16 February 2019

Why don't we target trust and empathy?

Dr Elliott Barker asks How do we prevent crime?:
It seems incredible to me that as a society we don't publicly advocate those values upon which all harmonious social interaction depend - trust, empathy, and affection. Why shouldn't society - all of us collectively - reinforce our own latent awareness that these values are where it's at, and why shouldn't we do this at least as frequently and effectively as we allow ourselves to be reminded to drink Coca-Cola? How do we prevent crime?, Dr Elliott Barker, 'The Natural Child Project', February
Dr Barker calls for scrutiny of policies affecting infants and toddlers and a recognition that capacities for trust, empathy, and affection are more important than superlative exam results or musical virtuosity. Indeed, achieving such goals can conflict with child rearing practices that produce an adult capable of harmonious, co-operative human existence.

What's this got to do with Social Policy Bonds? Quite a lot, I think, and not just in respect of crime. Social and individual well-being are legitimate targets for government - at least as legitimate as educational achievement. It's entirely plausible that Dr Elliott is correct in that trust, empathy, and affection contribute mightily to well-being but my point is that, under our current system, few of us are motivated to find out whether he is or not, and that even if it could be shown that he is, few are motivated to do anything about it. At the individual level, sure, there are parents who have the time and energy to devote to child-rearing and who share Dr Elliott's insight. But they still have to contend with social forces, heavily influenced by government policy and its de facto targeting of economic growth at the expense of our social and physical environment.

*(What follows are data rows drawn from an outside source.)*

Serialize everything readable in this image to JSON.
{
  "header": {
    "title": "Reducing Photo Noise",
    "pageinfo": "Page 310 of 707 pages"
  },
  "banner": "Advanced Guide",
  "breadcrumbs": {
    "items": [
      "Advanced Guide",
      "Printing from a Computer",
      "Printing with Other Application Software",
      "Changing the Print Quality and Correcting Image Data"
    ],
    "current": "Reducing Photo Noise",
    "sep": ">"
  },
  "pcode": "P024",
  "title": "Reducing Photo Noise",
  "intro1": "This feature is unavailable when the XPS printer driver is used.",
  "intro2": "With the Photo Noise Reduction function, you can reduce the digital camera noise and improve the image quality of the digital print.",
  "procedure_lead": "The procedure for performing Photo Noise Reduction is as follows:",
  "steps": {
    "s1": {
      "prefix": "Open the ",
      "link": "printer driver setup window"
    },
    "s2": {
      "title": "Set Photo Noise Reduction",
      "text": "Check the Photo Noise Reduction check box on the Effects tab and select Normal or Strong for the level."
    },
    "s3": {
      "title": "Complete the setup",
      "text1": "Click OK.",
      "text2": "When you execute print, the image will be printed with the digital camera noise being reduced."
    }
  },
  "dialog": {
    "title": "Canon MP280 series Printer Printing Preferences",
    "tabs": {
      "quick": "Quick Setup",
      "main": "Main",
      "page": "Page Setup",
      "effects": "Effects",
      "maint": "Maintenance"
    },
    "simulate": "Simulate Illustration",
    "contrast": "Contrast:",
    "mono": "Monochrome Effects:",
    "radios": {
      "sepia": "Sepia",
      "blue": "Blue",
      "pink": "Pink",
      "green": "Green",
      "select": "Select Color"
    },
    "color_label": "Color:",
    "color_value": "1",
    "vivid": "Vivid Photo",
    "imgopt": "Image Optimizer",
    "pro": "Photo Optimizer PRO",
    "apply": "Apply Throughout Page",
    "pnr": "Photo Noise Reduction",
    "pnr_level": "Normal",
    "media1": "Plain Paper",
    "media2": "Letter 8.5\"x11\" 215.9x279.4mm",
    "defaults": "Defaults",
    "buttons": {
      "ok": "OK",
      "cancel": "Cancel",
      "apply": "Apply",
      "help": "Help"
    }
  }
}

Social well-being, trust, empathy, affection: these are difficult qualities to measure. The effects of their absence, though, are measurable, and politicians try to deal with some of them - especially those that could be televised - with an array of short-term measures: more money for the police, more prescription drugs, decriminalising narcotics, and so on. But they have little inclination to think long term. A Social Policy Bond regime, because the bonds are tradeable, could help in achieving such long term goals as social cohesion and the other contributors to well-being described by Dr Elliott. It could, for instance, target for reduction such pathologies as crime, mental illness, and other effects of social alienation and lack of trust. Our current political systems are inescapably short term, though and they focus on more immediately and readily quantifiable indicators - such as GDP and academic achievement - regardless of the longer-term cost to individuals and society of doing so. As Dr Elliott says:
It seems peculiar in a society in which schooling is mandatory from age 6 to 16 that we turn out graduates who have no preparation for the one job they are almost certain to have - raising children. Surely, before conception is a possibility, boys and girls should appreciate the permanent emotional damage that can result if the emotional needs of a young child are not met.
Dr Elliott is pessimistic about whether we will do anything to avoid such emotional damage. I will leave the last word to him: 
Why won't such preventive measures be taken? There are many factors. In part, it is because we are presently attuned to a shorter time frame politically and psychologically than prevention necessitates. In part we are misled by the excitement and drama of intervention after a problem has occurred. The cops and robbers game for example is the stuff of much of our entertainment. In part it is because today's casualties have greater motivation to lobby for their own immediate needs than for prevention of tomorrows' victims. In part it is because an impossible level of proof is demanded whenever we discuss changes that appear to tamper with our present values. But mostly we just know that such proposed solutions to crime prevention are "naively idealistic."

No comments: